75,000+ Cattle Frozen to Death; The Plains “Blizzard that Never Happened”
In parts of South Dakota a record breaking snow storm reigned frozen death along the plains. Four Feet of snow blanketed the area of the Western parts of the state leaving some ranchers with extremely heavy losses. The extremely early blizzard killed as much as up to 50% or more of some farmers cattle, leaving them comb the snow banks for what is left of their heard and life’s work.
Meanwhile power companies were still scrambling to keep people from freezing as well. Tens of Thousands of People were still without power Monday as the powerful storm rocked parts of Colorado, Wyoming, and South Dakota. The same front brought destructive tornadoes out of season into places like Nebraska and Iowa as well. At least 4 weather related deaths are reported as of Monday and estimates may climb for areas without power. One included a man that collapsed due to weather while cleaning the snow off his roof.
One rancher was extremely concerned and explained that this could have impacts on the beef industry even two years into the future.
Gary Cammack, who ranches on the prairie near Union Center about 40 miles northeast of the Black Hills, said he lost about 70 cows and some calves, about 15 percent of his herd. A calf would normally sell for $1,000, while a mature cow would bring $1,500 or more, he said.
“It’s bad. It’s really bad. I’m the eternal optimist and this is really bad,” Cammack said. “The livestock loss is just catastrophic. … It’s pretty unbelievable.”
Cammack said cattle were soaked by 12 hours of rain early in the storm, so many were unable to survive an additional 48 hours of snow and winds up to 60 mph.
“It’s the worst early season snowstorm I’ve seen in my lifetime,” said Cammack, 60.
Early estimates suggest western South Dakota lost at least 5 percent of its cattle, said Silvia Christen, executive director of the South Dakota Stockgrowers Association. Some individual ranchers reported losses of 20 percent to 50 percent of their livestock, Christen said. The storm killed calves that were due to be sold soon as well as cows that would produce next year’s calves in an area where livestock production is a big part of the economy, she said.
“This is, from an economic standpoint, something we’re going to feel for a couple of years,” Christen said.
Even more ranchers were at an even bigger loss and said that estimates were almost impossible to obtain because huge snow drifts covered fences and may have allowed cattle to not only leave their area but wander aimlessly in the snow for miles.
“Some cattle might be flat buried in a snow bank someplace,” said Shane Kolb of Meadow
The state Department of Agriculture said that it may be days if not longer to produce the final estimates on losses to the beef market because of the farmers not being able to get out, be mobile, or track lost heard numbers.
We’ve got guys flying over our territory, counting as they go. We’re finding more as we are able to access the roads.
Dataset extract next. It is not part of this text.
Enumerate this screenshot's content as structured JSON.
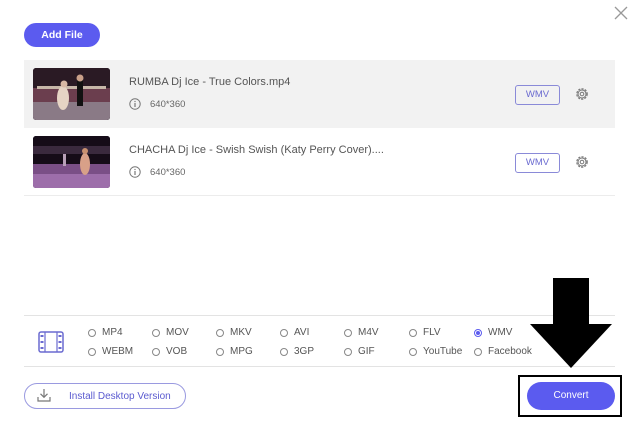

The roads have been pretty blocked on these rural country roads,” Seim said.
“One of our biggest challenges is getting access to areas that are still snowed in,” added Vance Crocker, vice president of operations for Black Hills Power, whose crews were being hampered by rugged terrain in the Black Hills region.-Rapid City’s The Daily Republic
Meanwhile only Monday was snow lightening up to travel. The main roads were cleared by crews but people were still told in Rapid City to stay indoors and schools were closed due to down power lines, tree limbs, and other potential hazards. The city’s airport did not re-open until Monday.
Cleanup also continued after nine tornadoes hit northeast Nebraska and northwest Iowa on Friday, injuring at least 15 people and destroying several homes and businesses. Authorities also are blaming the weather for a car accident that killed three people along a slick, snow-covered road in Nebraska.
In South Dakota, the 19 inches of snow that fell in Rapid City on Friday broke the city’s 94-year-old one-day snowfall record for October by about 9 inches, according to the National Weather Service. The city also set a record for snowfall in October, with a total of 23.1 inches during the storm. The previous record was 15.1 inches in October 1919.- Rapid City’s The Daily Republic